- [Work instructions]: Copy out the entire listing precisely.

BEGIN

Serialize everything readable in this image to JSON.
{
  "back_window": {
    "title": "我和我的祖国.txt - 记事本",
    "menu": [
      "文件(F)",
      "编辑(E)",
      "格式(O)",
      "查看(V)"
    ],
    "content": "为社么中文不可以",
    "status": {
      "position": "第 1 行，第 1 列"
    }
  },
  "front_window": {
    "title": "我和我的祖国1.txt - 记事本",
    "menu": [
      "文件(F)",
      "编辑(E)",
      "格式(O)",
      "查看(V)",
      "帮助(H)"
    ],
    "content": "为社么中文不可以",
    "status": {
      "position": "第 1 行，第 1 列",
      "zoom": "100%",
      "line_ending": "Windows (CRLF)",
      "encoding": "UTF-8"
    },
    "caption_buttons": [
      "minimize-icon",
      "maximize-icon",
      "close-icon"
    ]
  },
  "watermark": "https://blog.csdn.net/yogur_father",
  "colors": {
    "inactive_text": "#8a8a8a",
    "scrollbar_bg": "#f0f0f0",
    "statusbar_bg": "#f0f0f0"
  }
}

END

- [Exercise result]:
Serialize everything readable in this image to JSON.
{
  "back_window": {
    "title": "我和我的祖国.txt - 记事本",
    "menu": [
      "文件(F)",
      "编辑(E)",
      "格式(O)",
      "查看(V)"
    ],
    "content": "为社么中文不可以",
    "status": {
      "position": "第 1 行，第 1 列"
    }
  },
  "front_window": {
    "title": "我和我的祖国1.txt - 记事本",
    "menu": [
      "文件(F)",
      "编辑(E)",
      "格式(O)",
      "查看(V)",
      "帮助(H)"
    ],
    "content": "为社么中文不可以",
    "status": {
      "position": "第 1 行，第 1 列",
      "zoom": "100%",
      "line_ending": "Windows (CRLF)",
      "encoding": "UTF-8"
    },
    "caption_buttons": [
      "minimize-icon",
      "maximize-icon",
      "close-icon"
    ]
  },
  "watermark": "https://blog.csdn.net/yogur_father",
  "colors": {
    "inactive_text": "#8a8a8a",
    "scrollbar_bg": "#f0f0f0",
    "statusbar_bg": "#f0f0f0"
  }
}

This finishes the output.